LONDON (Reuters) - Britain will consider building an east-west high-speed railway between cities in northern England to help boost economic growth outside London, finance minister George Osborne will say on Monday.
Less than a year away from a national election and with his Conservatives trailing by six points in the polls, Osborne’s call to build a “northern powerhouse” will be seen as an attempt to boost the party’s appeal in the opposition Labour party’s northern heartlands.
“The cities of the north are individually strong, but collectively not strong enough ... So the powerhouse of London dominates more and more. And that’s not healthy for our economy. It’s not good for our country,” Osborne will say at a speech in Manchester, according to extracts released in advance.
“We need an ambitious plan to make the cities and towns here in this northern belt radically more connected from east to west ... That means considering a new high-speed rail link.”
Osborne will say the potential link between Manchester and Leeds could be based on the existing rail route, but with trains running faster and with new tunnels and infrastructure.
A connected network of northern cities will provide better jobs and opportunities, Osborne will say.
“In the modern knowledge economy, businesses and entrepreneurial types want to flock together more than ever. To form clusters where they can learn from and spark off each other.”
A north-south high-speed rail connection is already planned, with the first leg of the route between London and Birmingham in central England due to be completed in 2026, and an extension to Leeds and Manchester to be finished by 2033.
Work on the north-south line, which has proved contentious due to the estimated 43 billion pound price tag and a backlash from residents of constituencies along the planned route, is not due to start until 2017.
Labour economy spokesman Ed Balls said in a statement: “We said months ago that we need value for money for the taxpayer and to improve the existing plans to maximise the benefits for the whole country and strengthen the links between northern cities.”

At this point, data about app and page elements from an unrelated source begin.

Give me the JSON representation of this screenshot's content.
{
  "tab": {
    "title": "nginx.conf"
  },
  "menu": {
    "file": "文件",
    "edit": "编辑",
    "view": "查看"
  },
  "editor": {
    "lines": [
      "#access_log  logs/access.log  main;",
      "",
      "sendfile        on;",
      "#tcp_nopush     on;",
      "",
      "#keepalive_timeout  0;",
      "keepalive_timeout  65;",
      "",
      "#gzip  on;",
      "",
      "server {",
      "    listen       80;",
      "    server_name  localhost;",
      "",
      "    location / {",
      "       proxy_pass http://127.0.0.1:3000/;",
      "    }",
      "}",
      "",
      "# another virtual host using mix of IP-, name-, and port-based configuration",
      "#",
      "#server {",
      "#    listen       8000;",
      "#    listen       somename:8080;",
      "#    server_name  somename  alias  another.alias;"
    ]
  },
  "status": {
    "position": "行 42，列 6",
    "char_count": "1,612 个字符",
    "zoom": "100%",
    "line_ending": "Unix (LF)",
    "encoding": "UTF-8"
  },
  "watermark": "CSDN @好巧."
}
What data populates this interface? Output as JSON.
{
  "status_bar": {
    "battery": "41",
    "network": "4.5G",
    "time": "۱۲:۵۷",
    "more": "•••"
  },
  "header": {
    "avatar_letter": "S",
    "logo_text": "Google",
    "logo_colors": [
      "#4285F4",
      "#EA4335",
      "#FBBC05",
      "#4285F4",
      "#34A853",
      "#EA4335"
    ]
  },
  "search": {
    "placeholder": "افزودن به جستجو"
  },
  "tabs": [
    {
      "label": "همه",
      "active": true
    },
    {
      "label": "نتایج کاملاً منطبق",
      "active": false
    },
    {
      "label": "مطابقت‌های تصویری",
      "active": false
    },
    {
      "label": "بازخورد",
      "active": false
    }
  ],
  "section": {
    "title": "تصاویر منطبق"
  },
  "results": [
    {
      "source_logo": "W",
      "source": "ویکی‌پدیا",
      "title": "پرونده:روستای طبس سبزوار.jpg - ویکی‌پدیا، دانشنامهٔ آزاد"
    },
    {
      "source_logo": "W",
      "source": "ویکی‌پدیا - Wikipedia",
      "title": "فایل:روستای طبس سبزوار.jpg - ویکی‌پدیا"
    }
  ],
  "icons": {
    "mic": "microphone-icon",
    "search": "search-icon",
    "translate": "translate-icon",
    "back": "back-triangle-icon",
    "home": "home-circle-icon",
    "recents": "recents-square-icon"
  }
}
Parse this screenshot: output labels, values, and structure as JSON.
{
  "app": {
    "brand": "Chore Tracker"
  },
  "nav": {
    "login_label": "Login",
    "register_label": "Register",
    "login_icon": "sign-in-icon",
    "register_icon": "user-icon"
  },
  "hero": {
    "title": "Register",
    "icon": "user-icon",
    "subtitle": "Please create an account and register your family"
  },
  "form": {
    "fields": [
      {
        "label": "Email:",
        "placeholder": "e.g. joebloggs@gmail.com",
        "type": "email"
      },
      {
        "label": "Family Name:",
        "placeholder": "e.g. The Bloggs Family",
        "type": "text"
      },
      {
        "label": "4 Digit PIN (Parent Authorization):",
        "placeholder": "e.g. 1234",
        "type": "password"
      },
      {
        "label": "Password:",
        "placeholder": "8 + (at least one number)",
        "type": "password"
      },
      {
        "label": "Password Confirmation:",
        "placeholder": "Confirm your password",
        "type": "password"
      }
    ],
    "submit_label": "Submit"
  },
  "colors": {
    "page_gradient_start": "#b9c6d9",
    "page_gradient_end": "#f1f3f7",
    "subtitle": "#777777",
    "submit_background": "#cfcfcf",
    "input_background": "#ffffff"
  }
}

He added: “Nobody will believe the Tories (Conservatives) can deliver the jobs, growth and investment we need for the north of England. Regional growth divides have widened markedly since 2010.”
Editing by Mark Trevelyan